▸ **EXERCISE OBJECTIVE**:
When the string "JSON" appears in a line of the records, show the whole line.
----
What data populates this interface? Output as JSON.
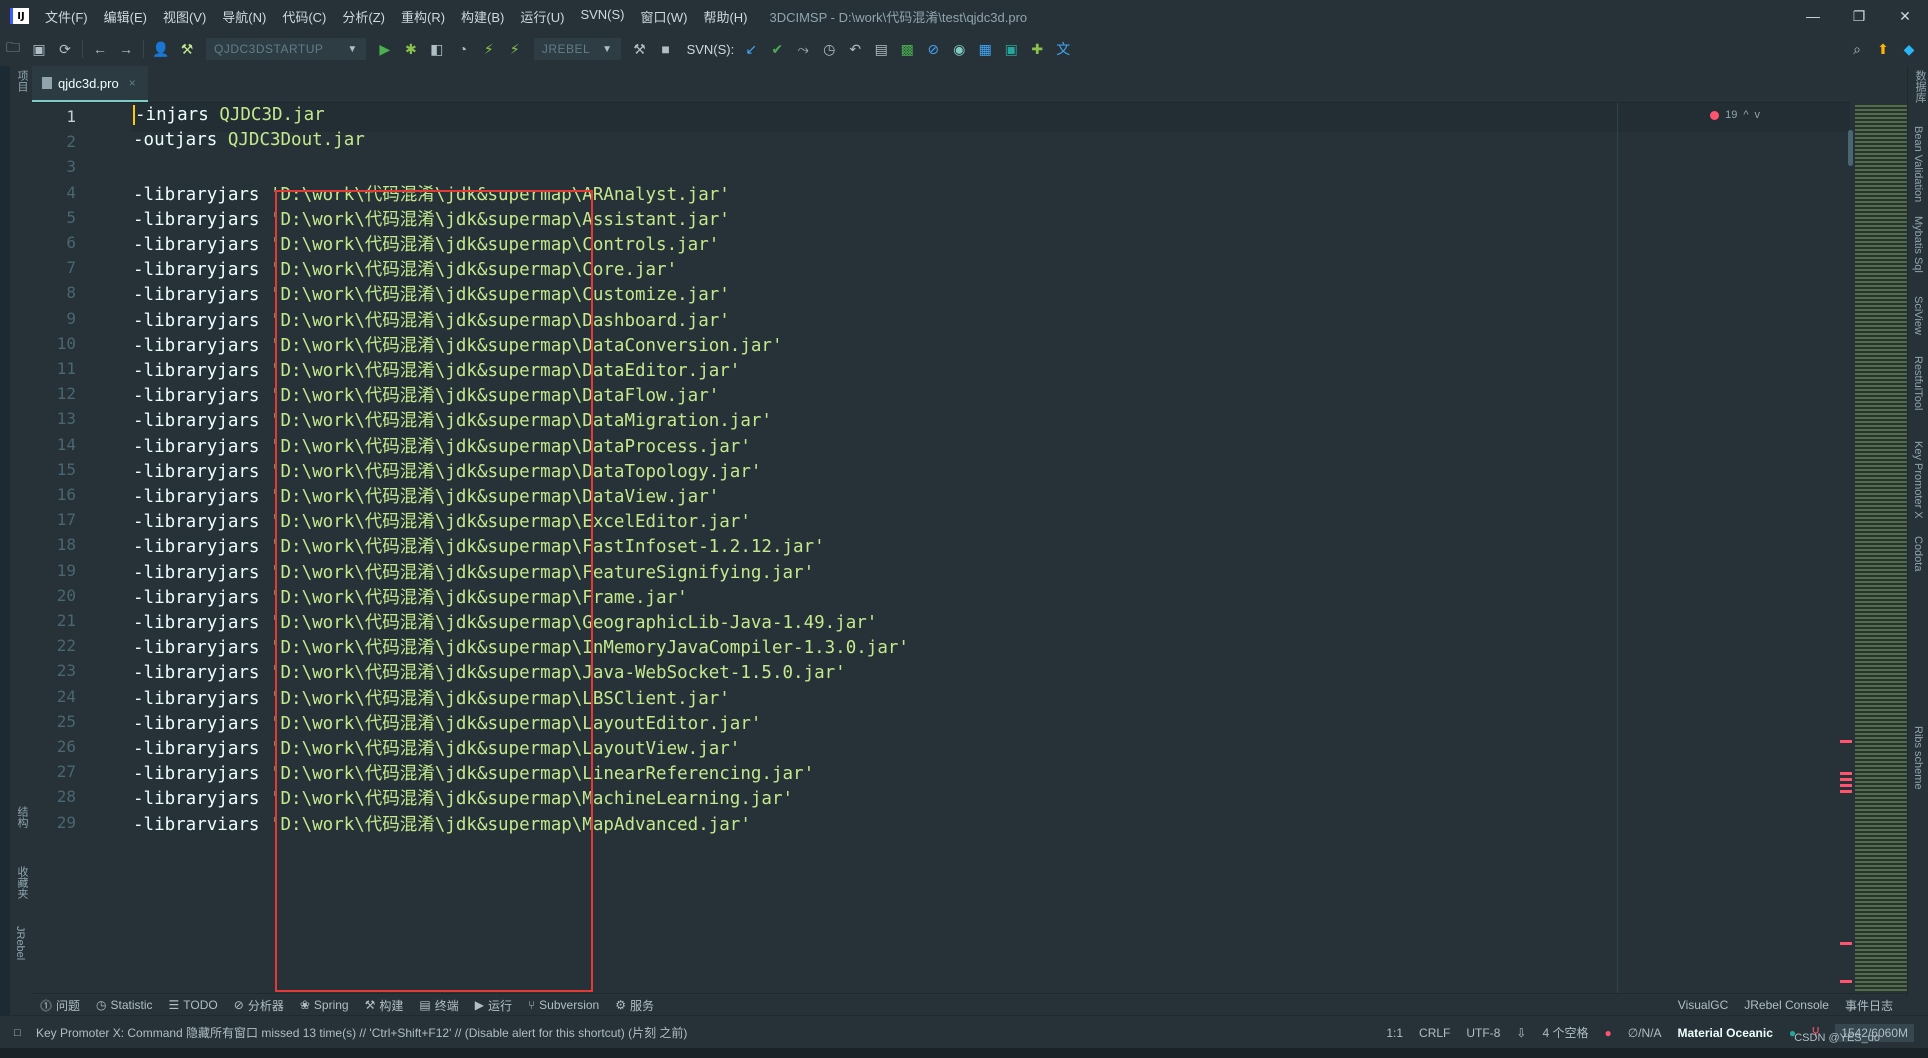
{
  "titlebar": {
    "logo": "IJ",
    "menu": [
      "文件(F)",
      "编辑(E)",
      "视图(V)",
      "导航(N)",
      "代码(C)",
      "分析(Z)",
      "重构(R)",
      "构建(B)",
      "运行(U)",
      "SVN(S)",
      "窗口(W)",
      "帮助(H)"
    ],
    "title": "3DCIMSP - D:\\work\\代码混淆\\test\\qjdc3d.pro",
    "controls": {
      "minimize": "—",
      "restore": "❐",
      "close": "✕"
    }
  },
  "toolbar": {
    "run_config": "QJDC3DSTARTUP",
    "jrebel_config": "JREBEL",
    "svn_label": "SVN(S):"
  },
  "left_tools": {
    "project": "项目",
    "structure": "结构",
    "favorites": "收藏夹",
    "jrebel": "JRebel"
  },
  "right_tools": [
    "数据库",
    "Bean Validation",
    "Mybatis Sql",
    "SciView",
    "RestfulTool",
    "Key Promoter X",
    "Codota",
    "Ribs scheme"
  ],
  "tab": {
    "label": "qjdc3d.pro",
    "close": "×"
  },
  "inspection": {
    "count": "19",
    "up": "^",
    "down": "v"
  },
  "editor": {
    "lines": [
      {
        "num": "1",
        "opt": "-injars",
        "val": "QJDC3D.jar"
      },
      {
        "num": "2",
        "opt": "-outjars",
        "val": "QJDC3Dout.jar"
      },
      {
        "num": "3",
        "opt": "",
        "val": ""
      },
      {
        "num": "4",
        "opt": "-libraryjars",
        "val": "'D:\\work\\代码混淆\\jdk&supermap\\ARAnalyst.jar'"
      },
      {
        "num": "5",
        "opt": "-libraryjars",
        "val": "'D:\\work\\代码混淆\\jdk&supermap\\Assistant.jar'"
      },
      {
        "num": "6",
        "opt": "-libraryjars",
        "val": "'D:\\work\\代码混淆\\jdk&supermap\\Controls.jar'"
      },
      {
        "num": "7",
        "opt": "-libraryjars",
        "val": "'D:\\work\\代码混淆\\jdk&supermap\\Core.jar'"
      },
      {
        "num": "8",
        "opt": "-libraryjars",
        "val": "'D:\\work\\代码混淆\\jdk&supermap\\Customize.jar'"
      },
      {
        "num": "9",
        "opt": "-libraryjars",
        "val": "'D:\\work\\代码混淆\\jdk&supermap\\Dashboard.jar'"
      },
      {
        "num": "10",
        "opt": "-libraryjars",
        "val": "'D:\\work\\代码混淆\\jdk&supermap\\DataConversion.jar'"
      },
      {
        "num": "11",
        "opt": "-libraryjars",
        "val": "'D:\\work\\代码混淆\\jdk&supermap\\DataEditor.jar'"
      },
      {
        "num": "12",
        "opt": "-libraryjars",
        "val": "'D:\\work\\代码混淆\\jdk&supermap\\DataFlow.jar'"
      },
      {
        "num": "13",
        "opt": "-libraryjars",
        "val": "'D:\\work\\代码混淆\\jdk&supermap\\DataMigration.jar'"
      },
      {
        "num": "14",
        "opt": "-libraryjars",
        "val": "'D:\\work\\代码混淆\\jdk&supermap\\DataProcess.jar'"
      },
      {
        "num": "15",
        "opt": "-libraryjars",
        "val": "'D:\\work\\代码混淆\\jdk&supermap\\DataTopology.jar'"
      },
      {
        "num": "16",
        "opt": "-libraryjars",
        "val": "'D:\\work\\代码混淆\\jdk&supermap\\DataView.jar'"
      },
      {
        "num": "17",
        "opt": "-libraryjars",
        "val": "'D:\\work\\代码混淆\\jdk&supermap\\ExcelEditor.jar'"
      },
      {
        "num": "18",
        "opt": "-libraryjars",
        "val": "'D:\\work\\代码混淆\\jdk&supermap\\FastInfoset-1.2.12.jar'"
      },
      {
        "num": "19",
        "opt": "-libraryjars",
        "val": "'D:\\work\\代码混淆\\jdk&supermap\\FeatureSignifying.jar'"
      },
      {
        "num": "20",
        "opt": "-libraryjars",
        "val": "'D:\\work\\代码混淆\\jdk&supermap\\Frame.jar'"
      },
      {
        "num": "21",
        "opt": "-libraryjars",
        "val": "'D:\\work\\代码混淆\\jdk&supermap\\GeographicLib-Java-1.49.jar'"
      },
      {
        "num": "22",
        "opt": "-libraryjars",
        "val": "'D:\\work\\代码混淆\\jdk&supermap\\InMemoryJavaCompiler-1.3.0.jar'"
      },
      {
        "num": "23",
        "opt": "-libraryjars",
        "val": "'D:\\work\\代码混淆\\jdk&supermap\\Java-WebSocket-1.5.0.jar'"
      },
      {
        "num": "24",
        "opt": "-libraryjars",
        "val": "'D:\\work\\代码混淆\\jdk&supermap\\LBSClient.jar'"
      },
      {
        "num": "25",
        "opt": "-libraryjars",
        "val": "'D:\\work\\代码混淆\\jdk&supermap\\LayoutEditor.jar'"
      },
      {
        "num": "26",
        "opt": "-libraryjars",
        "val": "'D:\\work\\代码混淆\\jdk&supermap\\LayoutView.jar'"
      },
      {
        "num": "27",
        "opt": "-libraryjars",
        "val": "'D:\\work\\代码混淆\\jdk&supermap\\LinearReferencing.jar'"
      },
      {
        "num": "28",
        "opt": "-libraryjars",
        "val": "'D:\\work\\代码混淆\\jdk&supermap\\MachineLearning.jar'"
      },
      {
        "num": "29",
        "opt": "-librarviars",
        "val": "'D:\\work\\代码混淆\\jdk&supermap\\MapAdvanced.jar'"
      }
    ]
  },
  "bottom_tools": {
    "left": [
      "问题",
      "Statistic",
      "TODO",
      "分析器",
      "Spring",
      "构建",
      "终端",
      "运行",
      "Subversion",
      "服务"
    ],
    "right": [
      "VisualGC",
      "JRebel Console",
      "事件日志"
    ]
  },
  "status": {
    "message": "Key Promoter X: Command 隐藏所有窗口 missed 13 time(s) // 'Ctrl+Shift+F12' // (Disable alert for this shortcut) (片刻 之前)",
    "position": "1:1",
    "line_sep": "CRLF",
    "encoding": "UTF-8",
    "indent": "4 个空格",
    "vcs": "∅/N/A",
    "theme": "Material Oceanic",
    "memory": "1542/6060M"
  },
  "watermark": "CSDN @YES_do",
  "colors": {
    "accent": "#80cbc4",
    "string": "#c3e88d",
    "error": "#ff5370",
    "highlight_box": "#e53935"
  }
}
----
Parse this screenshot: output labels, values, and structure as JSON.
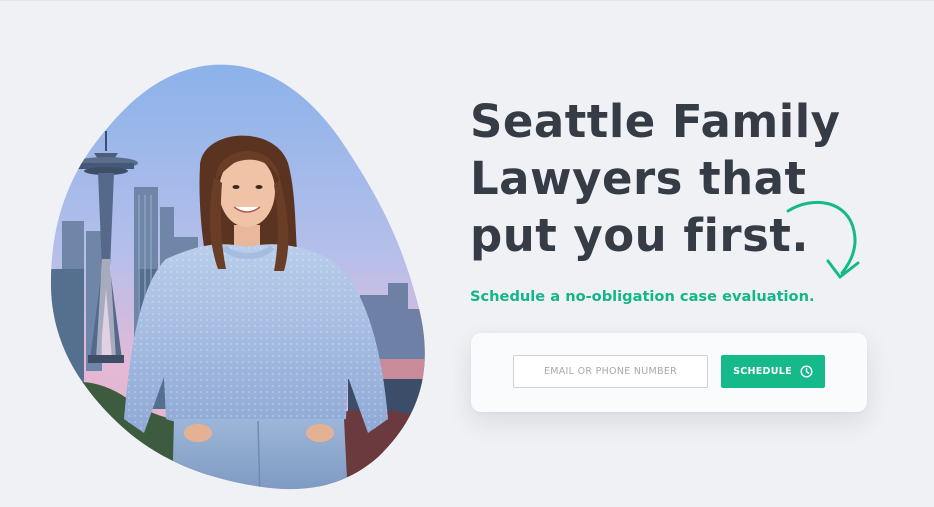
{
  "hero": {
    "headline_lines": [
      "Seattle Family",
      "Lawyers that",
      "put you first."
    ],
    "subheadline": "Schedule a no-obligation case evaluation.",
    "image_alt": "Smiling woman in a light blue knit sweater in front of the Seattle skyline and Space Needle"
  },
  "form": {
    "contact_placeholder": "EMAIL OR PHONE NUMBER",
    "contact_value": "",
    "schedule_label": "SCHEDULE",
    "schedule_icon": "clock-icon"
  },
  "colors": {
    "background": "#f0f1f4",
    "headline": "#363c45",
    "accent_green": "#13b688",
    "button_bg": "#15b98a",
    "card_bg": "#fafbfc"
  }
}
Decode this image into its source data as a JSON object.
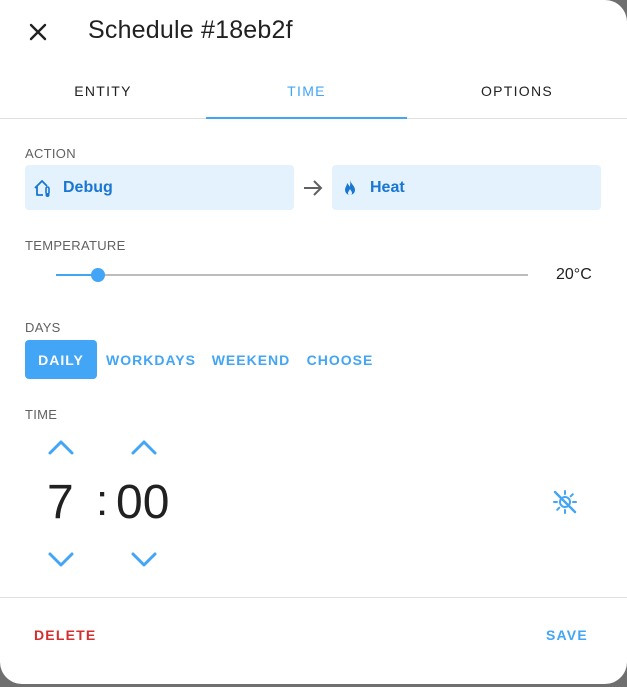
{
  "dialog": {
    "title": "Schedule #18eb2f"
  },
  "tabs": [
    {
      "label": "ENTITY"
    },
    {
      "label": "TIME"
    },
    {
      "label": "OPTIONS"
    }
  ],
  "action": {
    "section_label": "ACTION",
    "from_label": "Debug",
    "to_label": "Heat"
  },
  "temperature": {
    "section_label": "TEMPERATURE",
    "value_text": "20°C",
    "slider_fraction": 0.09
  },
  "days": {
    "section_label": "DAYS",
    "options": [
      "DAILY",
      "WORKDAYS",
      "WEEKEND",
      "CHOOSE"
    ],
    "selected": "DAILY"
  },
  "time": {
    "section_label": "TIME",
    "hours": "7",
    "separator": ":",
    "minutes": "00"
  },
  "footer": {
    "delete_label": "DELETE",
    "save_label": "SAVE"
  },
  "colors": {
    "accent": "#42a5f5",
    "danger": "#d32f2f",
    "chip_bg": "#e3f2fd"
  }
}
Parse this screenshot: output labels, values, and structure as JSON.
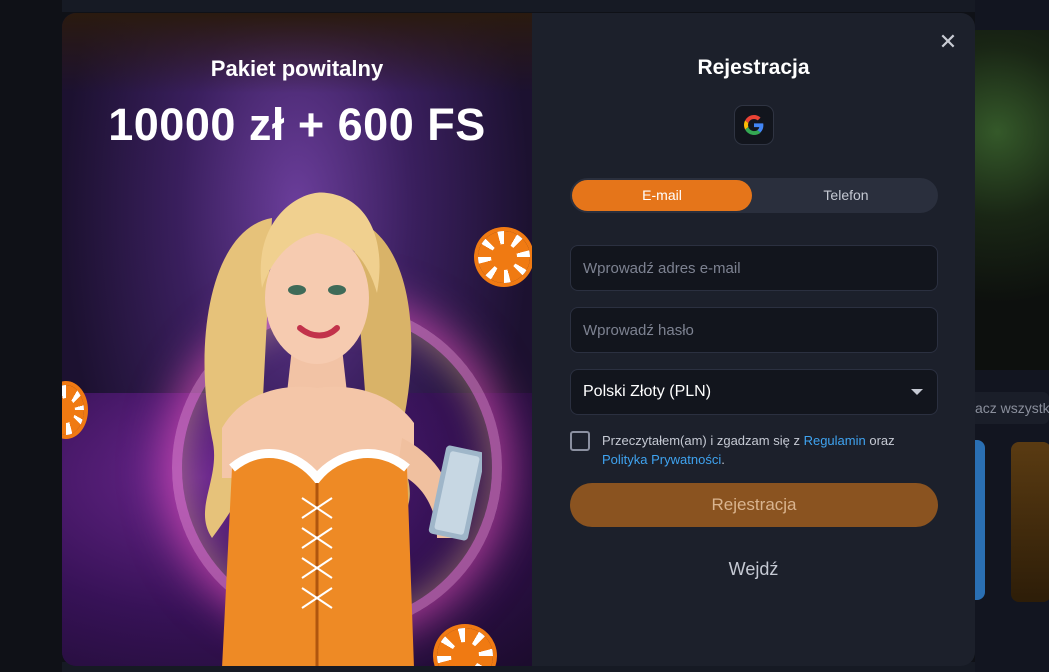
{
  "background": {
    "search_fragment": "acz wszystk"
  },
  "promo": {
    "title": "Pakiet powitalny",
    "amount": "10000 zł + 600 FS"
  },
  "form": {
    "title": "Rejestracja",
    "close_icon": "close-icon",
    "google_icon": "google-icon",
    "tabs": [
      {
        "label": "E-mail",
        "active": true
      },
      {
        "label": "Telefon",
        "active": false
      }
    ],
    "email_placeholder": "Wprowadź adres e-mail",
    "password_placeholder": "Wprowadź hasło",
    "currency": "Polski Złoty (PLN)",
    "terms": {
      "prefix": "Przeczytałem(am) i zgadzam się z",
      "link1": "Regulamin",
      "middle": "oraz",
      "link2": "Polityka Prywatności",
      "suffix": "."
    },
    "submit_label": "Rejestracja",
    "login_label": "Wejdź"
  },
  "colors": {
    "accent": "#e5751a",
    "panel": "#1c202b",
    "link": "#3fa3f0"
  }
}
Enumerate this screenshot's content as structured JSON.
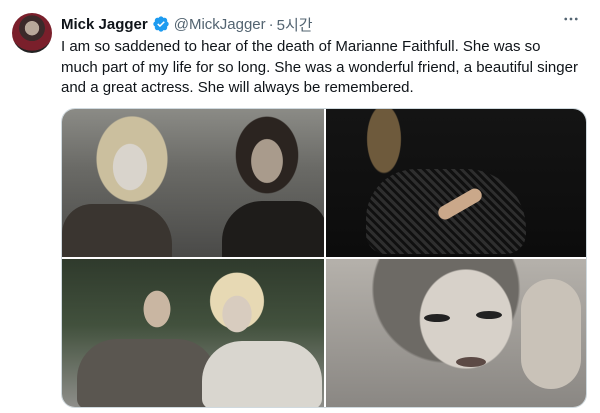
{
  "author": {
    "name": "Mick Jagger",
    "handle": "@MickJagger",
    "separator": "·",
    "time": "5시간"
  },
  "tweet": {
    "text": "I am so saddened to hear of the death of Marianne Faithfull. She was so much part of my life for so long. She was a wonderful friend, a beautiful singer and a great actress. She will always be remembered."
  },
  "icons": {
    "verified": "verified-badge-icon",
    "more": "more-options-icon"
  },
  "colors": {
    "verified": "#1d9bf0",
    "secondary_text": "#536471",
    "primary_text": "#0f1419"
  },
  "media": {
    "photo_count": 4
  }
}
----
▸ **RESULT**:
What data populates this interface? Output as JSON.
Parse this screenshot: output labels, values, and structure as JSON.
Decode this image into its source data as a JSON object.
Parse this screenshot: output labels, values, and structure as JSON.
Enumerate this screenshot's content as structured JSON.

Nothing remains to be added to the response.